Shrub or small tree up to 5 m in height. Bark grey, peeling in long flakes, which become curled, and papery with age. Wood red. Branches numerous, arising from base, often suckering when covered in sand, and/or sprouting adventitious roots. Young branches, young leaves and flower buds clad in long silky, grey hairs. Leaves leathery (almost woody), very dark green, becoming subglabrous, narrowly lanceolate 10-15 x 1-2 mm, apex drawn out into a long stiff, sharp point, midrib not especially obvious, leaf margin finely crenate. Flowers solitary in leaf axils, up to 20 mm diam. Receptacle red or pink. Petals usually flushed pink or wholly pink, occasionally white or dark red. Stamens numerous. Capsule, long persistent and woody, 87 mm. Seeds numerous, straw-like, compressed 2.0 x 0.3 mm.

Similar Taxa

Easily distinguished from all other New Zealand and Australian forms of L. scoparium by the erect shrub habit, silky hairy leaves and stems, dark pink or pink flushed flowers, and by the very large capsule which scarcely opens except after fire or the death of the plant.

Flowering

Throughout the year but with a peak in late winter early spring.

Flower Colours

Red / Pink,White

Fruiting

The capsules are long persistent so invariably mature plants possess at least some capsules.

Propagation Technique

Very easy from fresh seed. Seed must be sown fresh, even if left for a few weeks before sowing viability can drop, especially if seed is allowed to dry out. Difficult from cuttings.

Threats

Not seriously threatened, though some stands are at risk from clearance for farmland or through felling for firewood. However, the recent (2017) arrival of myrtle rust (Austropuccinia psidii) may pose a more serious threat to Leptospermum (see below).

Chromosome No.

2n = 22

Endemic Taxon

Yes

Endemic Genus

No

Endemic Family

No

Where To Buy

Occasionally cultivated. One cultivar known as 'Cheryl Lee' was popular in gardens, and commonly sold by garden centres for a while during the 1980s. Extreme pink-flowered forms from the Karikari Peninsula may be the basis for some of the cultivars now popular. Leptospermum scoparium 'Keatleyi' seems to be an early wild selection of this variety.

Myrtle Rust Threat

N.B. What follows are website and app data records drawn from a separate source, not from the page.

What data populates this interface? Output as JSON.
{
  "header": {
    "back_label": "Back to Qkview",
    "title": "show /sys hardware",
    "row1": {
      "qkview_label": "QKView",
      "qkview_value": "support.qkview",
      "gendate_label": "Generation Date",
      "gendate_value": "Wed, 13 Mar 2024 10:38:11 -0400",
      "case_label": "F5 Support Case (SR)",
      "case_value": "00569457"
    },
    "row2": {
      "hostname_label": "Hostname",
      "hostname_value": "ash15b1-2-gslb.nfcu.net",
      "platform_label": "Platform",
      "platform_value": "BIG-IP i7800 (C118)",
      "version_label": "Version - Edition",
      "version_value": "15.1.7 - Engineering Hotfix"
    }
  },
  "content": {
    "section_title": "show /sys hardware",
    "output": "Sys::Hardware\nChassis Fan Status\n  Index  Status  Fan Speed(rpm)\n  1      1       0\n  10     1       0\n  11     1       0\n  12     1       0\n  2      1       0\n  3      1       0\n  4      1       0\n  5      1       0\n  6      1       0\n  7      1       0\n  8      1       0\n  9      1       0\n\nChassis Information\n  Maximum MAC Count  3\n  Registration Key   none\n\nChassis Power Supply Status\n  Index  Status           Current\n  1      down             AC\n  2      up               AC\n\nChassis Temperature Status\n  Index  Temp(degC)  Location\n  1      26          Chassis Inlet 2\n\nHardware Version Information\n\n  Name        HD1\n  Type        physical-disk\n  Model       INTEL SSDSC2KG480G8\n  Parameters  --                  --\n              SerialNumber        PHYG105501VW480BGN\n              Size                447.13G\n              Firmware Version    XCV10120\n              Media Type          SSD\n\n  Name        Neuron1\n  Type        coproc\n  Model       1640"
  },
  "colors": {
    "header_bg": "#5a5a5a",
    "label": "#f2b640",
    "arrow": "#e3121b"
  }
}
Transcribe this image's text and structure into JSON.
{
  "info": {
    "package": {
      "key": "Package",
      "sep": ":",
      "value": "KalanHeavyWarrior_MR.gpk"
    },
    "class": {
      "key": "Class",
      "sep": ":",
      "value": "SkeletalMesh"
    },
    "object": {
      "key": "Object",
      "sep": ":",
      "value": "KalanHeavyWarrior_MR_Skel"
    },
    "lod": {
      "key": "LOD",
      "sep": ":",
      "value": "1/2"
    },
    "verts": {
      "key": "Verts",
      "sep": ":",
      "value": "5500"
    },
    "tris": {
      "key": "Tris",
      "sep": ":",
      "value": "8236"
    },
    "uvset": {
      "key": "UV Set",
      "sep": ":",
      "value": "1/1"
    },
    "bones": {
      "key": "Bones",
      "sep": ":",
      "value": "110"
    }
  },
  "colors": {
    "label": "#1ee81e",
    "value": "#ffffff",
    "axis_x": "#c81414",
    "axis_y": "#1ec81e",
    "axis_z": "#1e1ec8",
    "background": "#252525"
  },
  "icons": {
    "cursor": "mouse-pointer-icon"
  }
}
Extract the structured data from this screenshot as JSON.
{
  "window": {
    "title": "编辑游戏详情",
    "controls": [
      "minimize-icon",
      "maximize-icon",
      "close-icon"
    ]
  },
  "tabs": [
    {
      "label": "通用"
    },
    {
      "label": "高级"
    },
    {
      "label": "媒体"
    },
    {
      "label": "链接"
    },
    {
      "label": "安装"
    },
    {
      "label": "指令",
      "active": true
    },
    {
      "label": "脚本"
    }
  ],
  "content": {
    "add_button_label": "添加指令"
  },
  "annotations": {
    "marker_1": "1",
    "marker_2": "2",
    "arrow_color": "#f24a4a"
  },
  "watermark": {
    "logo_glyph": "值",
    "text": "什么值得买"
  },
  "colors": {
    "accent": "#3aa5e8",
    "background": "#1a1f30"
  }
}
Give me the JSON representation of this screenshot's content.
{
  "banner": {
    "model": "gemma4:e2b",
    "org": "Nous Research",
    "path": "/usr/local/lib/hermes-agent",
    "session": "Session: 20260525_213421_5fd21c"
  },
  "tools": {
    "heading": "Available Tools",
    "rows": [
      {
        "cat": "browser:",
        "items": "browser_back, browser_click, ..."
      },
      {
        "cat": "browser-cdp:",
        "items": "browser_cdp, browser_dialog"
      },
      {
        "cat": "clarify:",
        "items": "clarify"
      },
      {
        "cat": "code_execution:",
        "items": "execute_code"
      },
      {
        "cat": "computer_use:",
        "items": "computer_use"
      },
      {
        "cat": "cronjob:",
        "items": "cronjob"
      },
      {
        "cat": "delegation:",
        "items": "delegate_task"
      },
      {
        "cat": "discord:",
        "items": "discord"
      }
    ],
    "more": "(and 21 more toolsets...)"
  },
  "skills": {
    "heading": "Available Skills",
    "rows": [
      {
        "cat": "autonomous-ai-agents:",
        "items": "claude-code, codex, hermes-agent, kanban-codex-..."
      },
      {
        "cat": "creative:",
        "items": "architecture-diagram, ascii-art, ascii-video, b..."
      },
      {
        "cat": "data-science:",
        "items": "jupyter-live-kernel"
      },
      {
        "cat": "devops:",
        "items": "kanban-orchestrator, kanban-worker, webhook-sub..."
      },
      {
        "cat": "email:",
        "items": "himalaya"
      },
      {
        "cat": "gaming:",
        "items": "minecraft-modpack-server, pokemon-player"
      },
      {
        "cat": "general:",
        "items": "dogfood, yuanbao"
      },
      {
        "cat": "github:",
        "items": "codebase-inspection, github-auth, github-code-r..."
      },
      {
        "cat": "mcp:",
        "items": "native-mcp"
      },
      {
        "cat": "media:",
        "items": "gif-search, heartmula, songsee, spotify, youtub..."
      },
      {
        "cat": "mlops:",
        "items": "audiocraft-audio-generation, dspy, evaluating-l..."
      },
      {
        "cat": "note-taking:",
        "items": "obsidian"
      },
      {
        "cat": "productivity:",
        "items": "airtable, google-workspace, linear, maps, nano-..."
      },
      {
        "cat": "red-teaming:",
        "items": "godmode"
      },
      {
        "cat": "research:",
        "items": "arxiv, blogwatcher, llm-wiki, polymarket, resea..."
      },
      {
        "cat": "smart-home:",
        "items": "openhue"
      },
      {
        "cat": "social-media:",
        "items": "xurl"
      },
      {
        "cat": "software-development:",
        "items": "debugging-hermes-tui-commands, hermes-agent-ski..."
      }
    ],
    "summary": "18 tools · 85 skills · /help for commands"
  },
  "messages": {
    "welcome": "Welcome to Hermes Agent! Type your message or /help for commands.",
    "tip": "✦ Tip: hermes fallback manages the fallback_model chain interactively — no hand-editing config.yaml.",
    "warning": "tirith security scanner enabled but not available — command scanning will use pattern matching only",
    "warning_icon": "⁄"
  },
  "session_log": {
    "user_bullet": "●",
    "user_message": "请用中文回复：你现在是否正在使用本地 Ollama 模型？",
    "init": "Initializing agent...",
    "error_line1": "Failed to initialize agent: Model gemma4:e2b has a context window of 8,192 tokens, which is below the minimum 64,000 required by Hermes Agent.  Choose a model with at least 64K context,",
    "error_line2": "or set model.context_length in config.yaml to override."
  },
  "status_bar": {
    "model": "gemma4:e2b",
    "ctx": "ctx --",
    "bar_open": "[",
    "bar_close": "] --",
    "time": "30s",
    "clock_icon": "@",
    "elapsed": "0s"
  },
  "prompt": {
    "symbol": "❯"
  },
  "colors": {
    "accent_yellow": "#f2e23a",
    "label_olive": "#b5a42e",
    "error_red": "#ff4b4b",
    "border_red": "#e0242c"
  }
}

Myrtle rust (Austropuccinia psidii) was first detected in New Zealand in 2017. As there is as yet no known effective treatment for that rust. Overseas indications are that this rust is having a serious impact on Myrtaceae worldwide, including causing such severe declines in some that extinction of some species and genera seems inevitable. As such the New Zealand Threat Listing Panel elected to list all indigenous Myrtaceae using the 'Precautionary Principle' as 'Threatened' (de Lange et al. 2018). Hopefully this assessment will be proved wrong. As of 2018 there have been very few occurrences of myrtle rust on Leptospermum. However, the rust is still in its early establishment phase. Australian experience suggests it may take 10 or more years to truly establish which New Zealand Myrtaceae will be most affected.

Fact Sheet Citation

de Lange, P.J. (Year at time of Access): Leptospermum var. incanum Fact Sheet (content continuously updated). New Zealand Plant Conservation Network. http://www.nzpcn.org.nz/flora_details.aspx?ID=2186 (Date website was queried)

Attribution

Fact Sheet prepared for NZPCN by P.J. de Lange 1 February 2004. Description by P.J. de Lange.

This page last updated on 22 Dec 2018